■ **THE TASK**: Any picture in the listing is left out of the copy; all else is duplicated exactly.

■ **DATA FOR THE TASK**:
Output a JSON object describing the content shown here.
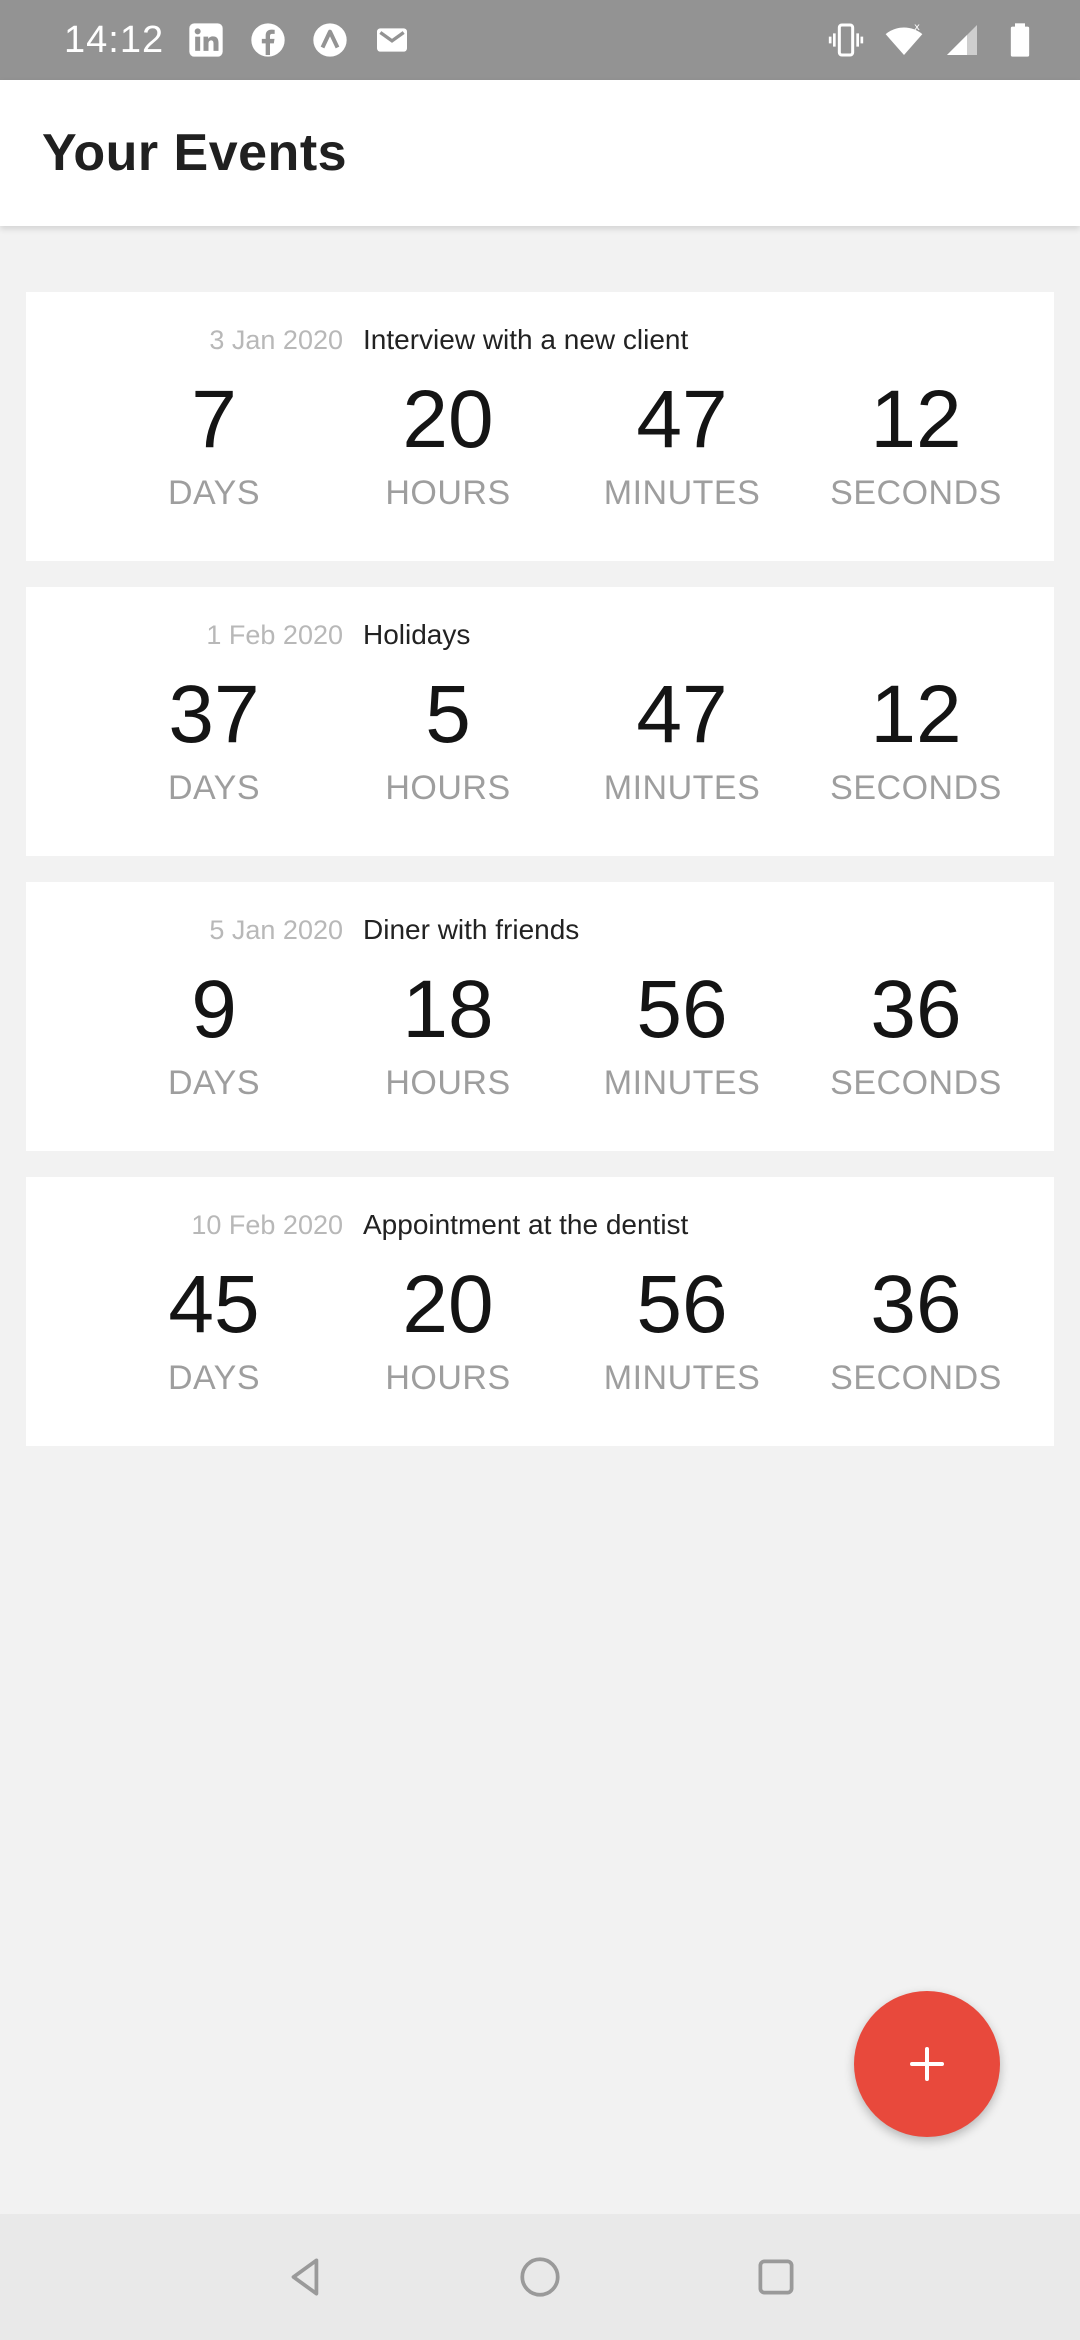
{
  "status_bar": {
    "time": "14:12",
    "left_icons": [
      "linkedin-icon",
      "facebook-icon",
      "arc-app-icon",
      "gmail-icon"
    ],
    "right_icons": [
      "vibrate-icon",
      "wifi-icon",
      "signal-icon",
      "battery-icon"
    ]
  },
  "header": {
    "title": "Your Events"
  },
  "events": [
    {
      "date": "3 Jan 2020",
      "name": "Interview with a new client",
      "countdown": [
        {
          "value": "7",
          "label": "DAYS"
        },
        {
          "value": "20",
          "label": "HOURS"
        },
        {
          "value": "47",
          "label": "MINUTES"
        },
        {
          "value": "12",
          "label": "SECONDS"
        }
      ]
    },
    {
      "date": "1 Feb 2020",
      "name": "Holidays",
      "countdown": [
        {
          "value": "37",
          "label": "DAYS"
        },
        {
          "value": "5",
          "label": "HOURS"
        },
        {
          "value": "47",
          "label": "MINUTES"
        },
        {
          "value": "12",
          "label": "SECONDS"
        }
      ]
    },
    {
      "date": "5 Jan 2020",
      "name": "Diner with friends",
      "countdown": [
        {
          "value": "9",
          "label": "DAYS"
        },
        {
          "value": "18",
          "label": "HOURS"
        },
        {
          "value": "56",
          "label": "MINUTES"
        },
        {
          "value": "36",
          "label": "SECONDS"
        }
      ]
    },
    {
      "date": "10 Feb 2020",
      "name": "Appointment at the dentist",
      "countdown": [
        {
          "value": "45",
          "label": "DAYS"
        },
        {
          "value": "20",
          "label": "HOURS"
        },
        {
          "value": "56",
          "label": "MINUTES"
        },
        {
          "value": "36",
          "label": "SECONDS"
        }
      ]
    }
  ],
  "fab": {
    "icon": "plus-icon",
    "color": "#e8493c"
  },
  "nav_bar": {
    "icons": [
      "back-icon",
      "home-icon",
      "recents-icon"
    ]
  },
  "colors": {
    "status_bar": "#939393",
    "background": "#f2f2f2",
    "card": "#ffffff",
    "accent": "#e8493c"
  }
}
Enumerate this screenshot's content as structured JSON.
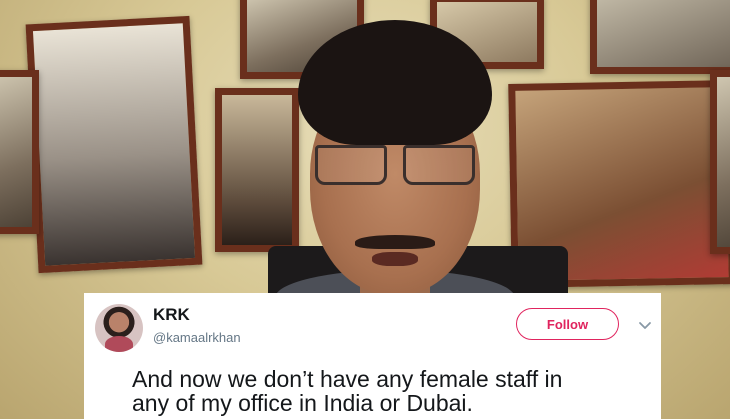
{
  "tweet": {
    "name": "KRK",
    "handle": "@kamaalrkhan",
    "follow_label": "Follow",
    "text_line_1": "And now we don’t have any female staff in",
    "text_line_2": "any of my office in India or Dubai.",
    "follow_color": "#e0245e",
    "more_icon": "chevron-down-icon"
  }
}
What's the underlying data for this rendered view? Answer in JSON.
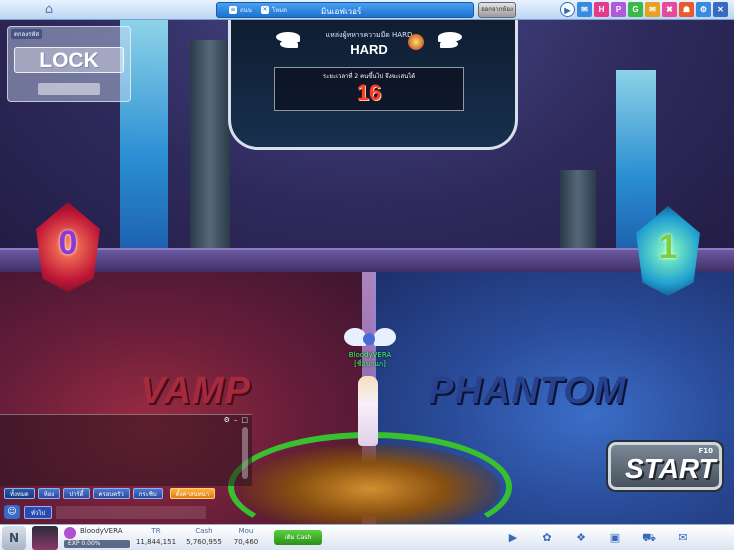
{
  "top_bar": {
    "channel_items": [
      {
        "icon": "list-icon",
        "label": "ถนน"
      },
      {
        "icon": "close-icon",
        "label": "โหมด"
      }
    ],
    "room_title": "มินเอฟเวอร์",
    "exit_label": "ออกจากห้อง",
    "icons": [
      {
        "name": "play-circle-icon",
        "label": "▶",
        "color": "#2a70c0"
      },
      {
        "name": "invite-icon",
        "label": "✉",
        "color": "#3a8ae0"
      },
      {
        "name": "hot-icon",
        "label": "H",
        "color": "#e43a8a"
      },
      {
        "name": "pet-icon",
        "label": "P",
        "color": "#b05ad8"
      },
      {
        "name": "gold-icon",
        "label": "G",
        "color": "#3ab84a"
      },
      {
        "name": "mail-icon",
        "label": "✉",
        "color": "#e8a020"
      },
      {
        "name": "event-icon",
        "label": "✖",
        "color": "#e84a9a"
      },
      {
        "name": "shop-icon",
        "label": "☗",
        "color": "#e85a30"
      },
      {
        "name": "settings-icon",
        "label": "⚙",
        "color": "#3a8ae0"
      },
      {
        "name": "close-window-icon",
        "label": "✕",
        "color": "#3a6ac0"
      }
    ]
  },
  "lock_panel": {
    "title": "ตกลงรหัส",
    "button_label": "LOCK"
  },
  "mode_banner": {
    "caption": "แหล่งผู้ทหารความมืด HARD",
    "title": "HARD",
    "note": "ระยะเวลาที่ 2 คนขึ้นไป จึงจะเล่นได้",
    "count": "16"
  },
  "teams": {
    "left": {
      "name": "VAMP",
      "number": "0",
      "color": "#a52a3e"
    },
    "right": {
      "name": "PHANTOM",
      "number": "1",
      "color": "#27418c"
    }
  },
  "character": {
    "name_line1": "BloodyVERA",
    "name_line2": "[ชื่อบานก]"
  },
  "start_button": {
    "label": "START",
    "hotkey": "F10"
  },
  "chat": {
    "controls": [
      "⚙",
      "–",
      "□"
    ],
    "tabs": [
      {
        "label": "ทั้งหมด",
        "active": true
      },
      {
        "label": "ห้อง",
        "active": false
      },
      {
        "label": "ปาร์ตี้",
        "active": false
      },
      {
        "label": "ครอบครัว",
        "active": false
      },
      {
        "label": "กระซิบ",
        "active": false
      }
    ],
    "special_tab": "ตั้งค่าสนทนา",
    "mode_label": "ทั่วไป",
    "emoji_label": "☺"
  },
  "status_bar": {
    "logo": "N",
    "player_name": "BloodyVERA",
    "exp_label": "EXP 0.00%",
    "exp_fraction": 0.0,
    "stats": [
      {
        "label": "TR",
        "value": "11,844,151"
      },
      {
        "label": "Cash",
        "value": "5,760,955"
      },
      {
        "label": "Mou",
        "value": "70,460"
      }
    ],
    "cash_button": "เติม Cash",
    "icons": [
      "play-circle-icon",
      "paw-icon",
      "wings-icon",
      "bag-icon",
      "cart-icon",
      "chat-icon"
    ]
  }
}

■ **SOLUTION FOR THIS TASK**:
Output a JSON object describing the content shown here.
{
  "status_bar": {
    "time": "14:12",
    "left_icons": [
      "linkedin-icon",
      "facebook-icon",
      "arc-app-icon",
      "gmail-icon"
    ],
    "right_icons": [
      "vibrate-icon",
      "wifi-icon",
      "signal-icon",
      "battery-icon"
    ]
  },
  "header": {
    "title": "Your Events"
  },
  "events": [
    {
      "date": "3 Jan 2020",
      "name": "Interview with a new client",
      "countdown": [
        {
          "value": "7",
          "label": "DAYS"
        },
        {
          "value": "20",
          "label": "HOURS"
        },
        {
          "value": "47",
          "label": "MINUTES"
        },
        {
          "value": "12",
          "label": "SECONDS"
        }
      ]
    },
    {
      "date": "1 Feb 2020",
      "name": "Holidays",
      "countdown": [
        {
          "value": "37",
          "label": "DAYS"
        },
        {
          "value": "5",
          "label": "HOURS"
        },
        {
          "value": "47",
          "label": "MINUTES"
        },
        {
          "value": "12",
          "label": "SECONDS"
        }
      ]
    },
    {
      "date": "5 Jan 2020",
      "name": "Diner with friends",
      "countdown": [
        {
          "value": "9",
          "label": "DAYS"
        },
        {
          "value": "18",
          "label": "HOURS"
        },
        {
          "value": "56",
          "label": "MINUTES"
        },
        {
          "value": "36",
          "label": "SECONDS"
        }
      ]
    },
    {
      "date": "10 Feb 2020",
      "name": "Appointment at the dentist",
      "countdown": [
        {
          "value": "45",
          "label": "DAYS"
        },
        {
          "value": "20",
          "label": "HOURS"
        },
        {
          "value": "56",
          "label": "MINUTES"
        },
        {
          "value": "36",
          "label": "SECONDS"
        }
      ]
    }
  ],
  "fab": {
    "icon": "plus-icon",
    "color": "#e8493c"
  },
  "nav_bar": {
    "icons": [
      "back-icon",
      "home-icon",
      "recents-icon"
    ]
  },
  "colors": {
    "status_bar": "#939393",
    "background": "#f2f2f2",
    "card": "#ffffff",
    "accent": "#e8493c"
  }
}
Enumerate this screenshot's content as structured JSON.
{
  "tweet": {
    "name": "KRK",
    "handle": "@kamaalrkhan",
    "follow_label": "Follow",
    "text_line_1": "And now we don’t have any female staff in",
    "text_line_2": "any of my office in India or Dubai.",
    "follow_color": "#e0245e",
    "more_icon": "chevron-down-icon"
  }
}
What's the underlying data for this rendered view? Answer in JSON.
{
  "top_bar": {
    "channel_items": [
      {
        "icon": "list-icon",
        "label": "ถนน"
      },
      {
        "icon": "close-icon",
        "label": "โหมด"
      }
    ],
    "room_title": "มินเอฟเวอร์",
    "exit_label": "ออกจากห้อง",
    "icons": [
      {
        "name": "play-circle-icon",
        "label": "▶",
        "color": "#2a70c0"
      },
      {
        "name": "invite-icon",
        "label": "✉",
        "color": "#3a8ae0"
      },
      {
        "name": "hot-icon",
        "label": "H",
        "color": "#e43a8a"
      },
      {
        "name": "pet-icon",
        "label": "P",
        "color": "#b05ad8"
      },
      {
        "name": "gold-icon",
        "label": "G",
        "color": "#3ab84a"
      },
      {
        "name": "mail-icon",
        "label": "✉",
        "color": "#e8a020"
      },
      {
        "name": "event-icon",
        "label": "✖",
        "color": "#e84a9a"
      },
      {
        "name": "shop-icon",
        "label": "☗",
        "color": "#e85a30"
      },
      {
        "name": "settings-icon",
        "label": "⚙",
        "color": "#3a8ae0"
      },
      {
        "name": "close-window-icon",
        "label": "✕",
        "color": "#3a6ac0"
      }
    ]
  },
  "lock_panel": {
    "title": "ตกลงรหัส",
    "button_label": "LOCK"
  },
  "mode_banner": {
    "caption": "แหล่งผู้ทหารความมืด HARD",
    "title": "HARD",
    "note": "ระยะเวลาที่ 2 คนขึ้นไป จึงจะเล่นได้",
    "count": "16"
  },
  "teams": {
    "left": {
      "name": "VAMP",
      "number": "0",
      "color": "#a52a3e"
    },
    "right": {
      "name": "PHANTOM",
      "number": "1",
      "color": "#27418c"
    }
  },
  "character": {
    "name_line1": "BloodyVERA",
    "name_line2": "[ชื่อบานก]"
  },
  "start_button": {
    "label": "START",
    "hotkey": "F10"
  },
  "chat": {
    "controls": [
      "⚙",
      "–",
      "□"
    ],
    "tabs": [
      {
        "label": "ทั้งหมด",
        "active": true
      },
      {
        "label": "ห้อง",
        "active": false
      },
      {
        "label": "ปาร์ตี้",
        "active": false
      },
      {
        "label": "ครอบครัว",
        "active": false
      },
      {
        "label": "กระซิบ",
        "active": false
      }
    ],
    "special_tab": "ตั้งค่าสนทนา",
    "mode_label": "ทั่วไป",
    "emoji_label": "☺"
  },
  "status_bar": {
    "logo": "N",
    "player_name": "BloodyVERA",
    "exp_label": "EXP 0.00%",
    "exp_fraction": 0.0,
    "stats": [
      {
        "label": "TR",
        "value": "11,844,151"
      },
      {
        "label": "Cash",
        "value": "5,760,955"
      },
      {
        "label": "Mou",
        "value": "70,460"
      }
    ],
    "cash_button": "เติม Cash",
    "icons": [
      "play-circle-icon",
      "paw-icon",
      "wings-icon",
      "bag-icon",
      "cart-icon",
      "chat-icon"
    ]
  }
}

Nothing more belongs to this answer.